Available data section start
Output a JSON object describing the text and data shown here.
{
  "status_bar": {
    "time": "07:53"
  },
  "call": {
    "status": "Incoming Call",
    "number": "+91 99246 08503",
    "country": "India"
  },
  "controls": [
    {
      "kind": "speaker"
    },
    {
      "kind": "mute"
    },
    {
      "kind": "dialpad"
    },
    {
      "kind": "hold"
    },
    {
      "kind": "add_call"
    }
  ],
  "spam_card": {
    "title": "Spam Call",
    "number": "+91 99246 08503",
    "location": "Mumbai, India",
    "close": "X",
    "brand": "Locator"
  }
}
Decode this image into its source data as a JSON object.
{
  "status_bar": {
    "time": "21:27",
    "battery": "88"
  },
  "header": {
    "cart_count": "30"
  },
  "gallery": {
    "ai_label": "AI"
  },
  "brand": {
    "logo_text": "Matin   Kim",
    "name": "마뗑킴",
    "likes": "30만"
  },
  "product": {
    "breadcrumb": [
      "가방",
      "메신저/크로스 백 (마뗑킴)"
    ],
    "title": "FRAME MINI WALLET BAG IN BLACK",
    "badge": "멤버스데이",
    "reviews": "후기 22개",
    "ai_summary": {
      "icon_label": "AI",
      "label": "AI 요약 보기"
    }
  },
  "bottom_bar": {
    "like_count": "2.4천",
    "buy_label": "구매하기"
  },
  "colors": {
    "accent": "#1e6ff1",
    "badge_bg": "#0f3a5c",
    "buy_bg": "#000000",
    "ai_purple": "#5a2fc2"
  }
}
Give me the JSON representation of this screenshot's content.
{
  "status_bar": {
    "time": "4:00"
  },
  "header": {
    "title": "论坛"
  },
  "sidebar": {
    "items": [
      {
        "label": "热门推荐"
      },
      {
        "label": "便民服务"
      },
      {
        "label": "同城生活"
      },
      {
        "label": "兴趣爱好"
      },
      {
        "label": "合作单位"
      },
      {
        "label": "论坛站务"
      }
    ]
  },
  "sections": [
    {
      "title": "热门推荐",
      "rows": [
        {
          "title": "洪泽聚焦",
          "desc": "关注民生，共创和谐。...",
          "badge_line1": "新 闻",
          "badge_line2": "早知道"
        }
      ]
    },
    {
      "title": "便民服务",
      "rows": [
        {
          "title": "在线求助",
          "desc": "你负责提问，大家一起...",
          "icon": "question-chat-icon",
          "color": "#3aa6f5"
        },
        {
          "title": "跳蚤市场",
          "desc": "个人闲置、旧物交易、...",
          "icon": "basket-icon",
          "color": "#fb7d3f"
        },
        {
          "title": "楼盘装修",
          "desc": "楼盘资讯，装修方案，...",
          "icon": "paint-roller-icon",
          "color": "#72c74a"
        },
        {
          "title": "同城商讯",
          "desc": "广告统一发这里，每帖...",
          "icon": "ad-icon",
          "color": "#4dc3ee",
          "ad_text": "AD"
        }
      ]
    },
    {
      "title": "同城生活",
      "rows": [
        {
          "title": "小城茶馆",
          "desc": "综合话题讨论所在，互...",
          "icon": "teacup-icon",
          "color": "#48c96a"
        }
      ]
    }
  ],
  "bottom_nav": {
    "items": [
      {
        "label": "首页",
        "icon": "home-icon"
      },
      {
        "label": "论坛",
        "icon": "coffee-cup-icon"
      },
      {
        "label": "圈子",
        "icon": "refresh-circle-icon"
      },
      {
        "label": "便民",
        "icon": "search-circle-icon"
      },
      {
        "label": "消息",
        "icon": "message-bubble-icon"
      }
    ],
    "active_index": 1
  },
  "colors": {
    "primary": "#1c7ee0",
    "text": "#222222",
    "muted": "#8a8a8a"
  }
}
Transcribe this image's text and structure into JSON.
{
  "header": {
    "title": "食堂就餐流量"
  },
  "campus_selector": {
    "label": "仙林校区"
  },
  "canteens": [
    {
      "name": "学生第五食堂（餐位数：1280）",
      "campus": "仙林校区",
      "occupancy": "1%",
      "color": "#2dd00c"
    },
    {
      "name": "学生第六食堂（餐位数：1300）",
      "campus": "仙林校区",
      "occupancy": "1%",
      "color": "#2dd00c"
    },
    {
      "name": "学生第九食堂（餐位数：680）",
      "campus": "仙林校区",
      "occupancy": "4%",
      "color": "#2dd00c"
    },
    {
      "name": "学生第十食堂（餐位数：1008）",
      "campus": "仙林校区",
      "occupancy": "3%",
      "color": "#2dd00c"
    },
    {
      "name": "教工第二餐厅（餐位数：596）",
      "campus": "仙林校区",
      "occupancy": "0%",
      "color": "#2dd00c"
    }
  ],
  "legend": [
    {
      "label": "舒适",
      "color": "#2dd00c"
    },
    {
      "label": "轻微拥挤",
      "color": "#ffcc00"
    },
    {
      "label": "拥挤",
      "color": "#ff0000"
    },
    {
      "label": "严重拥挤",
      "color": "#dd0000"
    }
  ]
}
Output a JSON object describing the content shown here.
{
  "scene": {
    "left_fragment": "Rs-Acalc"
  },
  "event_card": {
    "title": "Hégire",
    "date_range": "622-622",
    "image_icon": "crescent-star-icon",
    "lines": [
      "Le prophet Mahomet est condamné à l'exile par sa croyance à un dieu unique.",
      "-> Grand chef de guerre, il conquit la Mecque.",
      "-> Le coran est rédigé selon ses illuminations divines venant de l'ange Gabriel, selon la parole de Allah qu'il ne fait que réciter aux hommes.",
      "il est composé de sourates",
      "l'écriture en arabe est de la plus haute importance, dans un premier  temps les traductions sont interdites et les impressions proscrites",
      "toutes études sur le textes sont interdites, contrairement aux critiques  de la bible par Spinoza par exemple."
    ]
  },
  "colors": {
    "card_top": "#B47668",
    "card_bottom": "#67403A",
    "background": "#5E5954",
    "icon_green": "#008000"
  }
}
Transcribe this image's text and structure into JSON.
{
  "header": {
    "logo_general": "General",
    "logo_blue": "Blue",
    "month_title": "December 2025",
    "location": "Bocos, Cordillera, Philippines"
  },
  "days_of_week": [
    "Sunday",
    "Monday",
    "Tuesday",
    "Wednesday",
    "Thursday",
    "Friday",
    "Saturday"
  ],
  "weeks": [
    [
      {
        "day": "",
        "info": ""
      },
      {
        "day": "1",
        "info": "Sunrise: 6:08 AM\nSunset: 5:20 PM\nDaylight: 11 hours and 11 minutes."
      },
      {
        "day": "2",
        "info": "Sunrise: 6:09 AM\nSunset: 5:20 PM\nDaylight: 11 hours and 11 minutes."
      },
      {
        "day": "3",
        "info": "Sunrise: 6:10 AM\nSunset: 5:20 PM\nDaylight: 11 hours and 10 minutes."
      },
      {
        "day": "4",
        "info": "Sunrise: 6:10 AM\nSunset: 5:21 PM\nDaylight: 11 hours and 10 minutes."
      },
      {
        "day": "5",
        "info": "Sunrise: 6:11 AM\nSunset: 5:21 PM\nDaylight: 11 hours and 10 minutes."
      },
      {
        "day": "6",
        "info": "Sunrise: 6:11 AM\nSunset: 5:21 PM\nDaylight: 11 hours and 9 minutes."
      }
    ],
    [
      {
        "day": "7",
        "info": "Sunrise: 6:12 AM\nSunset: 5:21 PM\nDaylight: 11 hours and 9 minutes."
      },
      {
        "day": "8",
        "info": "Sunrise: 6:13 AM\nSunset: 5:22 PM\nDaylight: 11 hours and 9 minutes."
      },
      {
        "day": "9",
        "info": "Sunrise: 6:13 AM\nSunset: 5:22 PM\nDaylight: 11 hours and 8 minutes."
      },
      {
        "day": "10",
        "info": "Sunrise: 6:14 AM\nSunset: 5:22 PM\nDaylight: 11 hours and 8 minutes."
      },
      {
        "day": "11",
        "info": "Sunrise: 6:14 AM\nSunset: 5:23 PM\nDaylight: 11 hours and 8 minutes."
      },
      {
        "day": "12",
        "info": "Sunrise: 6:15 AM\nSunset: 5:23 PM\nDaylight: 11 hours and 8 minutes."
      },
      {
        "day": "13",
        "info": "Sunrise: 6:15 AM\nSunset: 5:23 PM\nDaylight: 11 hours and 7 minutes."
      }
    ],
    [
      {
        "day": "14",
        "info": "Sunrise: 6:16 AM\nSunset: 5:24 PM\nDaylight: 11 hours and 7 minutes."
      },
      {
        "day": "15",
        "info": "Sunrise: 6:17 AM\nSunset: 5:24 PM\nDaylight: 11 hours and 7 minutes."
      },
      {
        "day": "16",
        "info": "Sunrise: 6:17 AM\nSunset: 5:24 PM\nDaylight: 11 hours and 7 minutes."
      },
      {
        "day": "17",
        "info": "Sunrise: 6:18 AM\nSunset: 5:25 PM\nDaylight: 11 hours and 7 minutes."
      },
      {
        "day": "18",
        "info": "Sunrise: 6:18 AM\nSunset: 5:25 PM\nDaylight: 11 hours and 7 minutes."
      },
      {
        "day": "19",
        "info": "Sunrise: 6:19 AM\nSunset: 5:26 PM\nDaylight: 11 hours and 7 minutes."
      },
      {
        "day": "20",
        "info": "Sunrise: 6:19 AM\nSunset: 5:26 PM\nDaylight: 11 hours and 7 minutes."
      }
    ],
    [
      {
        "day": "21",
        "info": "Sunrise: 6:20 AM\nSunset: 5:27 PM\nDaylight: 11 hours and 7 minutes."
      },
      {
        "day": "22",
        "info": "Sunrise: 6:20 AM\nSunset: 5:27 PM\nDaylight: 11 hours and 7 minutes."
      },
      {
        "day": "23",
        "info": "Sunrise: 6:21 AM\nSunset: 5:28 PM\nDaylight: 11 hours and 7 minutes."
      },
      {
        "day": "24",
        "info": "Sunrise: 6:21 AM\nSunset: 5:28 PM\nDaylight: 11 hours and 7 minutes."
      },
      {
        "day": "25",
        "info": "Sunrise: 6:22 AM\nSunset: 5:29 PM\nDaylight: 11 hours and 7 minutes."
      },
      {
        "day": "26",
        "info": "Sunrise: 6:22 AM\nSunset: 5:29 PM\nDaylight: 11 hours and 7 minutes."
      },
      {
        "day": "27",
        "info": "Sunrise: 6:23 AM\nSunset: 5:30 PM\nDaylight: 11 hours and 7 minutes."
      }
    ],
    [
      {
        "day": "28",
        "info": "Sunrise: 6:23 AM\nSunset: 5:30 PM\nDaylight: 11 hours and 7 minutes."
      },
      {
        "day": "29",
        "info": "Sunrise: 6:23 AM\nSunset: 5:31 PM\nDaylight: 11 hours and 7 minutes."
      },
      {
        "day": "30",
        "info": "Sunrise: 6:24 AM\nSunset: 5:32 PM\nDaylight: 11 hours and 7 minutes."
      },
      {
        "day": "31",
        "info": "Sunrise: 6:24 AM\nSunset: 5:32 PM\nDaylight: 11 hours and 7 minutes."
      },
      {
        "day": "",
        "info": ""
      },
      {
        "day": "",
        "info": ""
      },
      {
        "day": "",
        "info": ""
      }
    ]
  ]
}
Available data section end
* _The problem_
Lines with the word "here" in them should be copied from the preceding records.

* _Response area_
Output a JSON object describing the text and data shown here.
Output a JSON object describing the content shown here.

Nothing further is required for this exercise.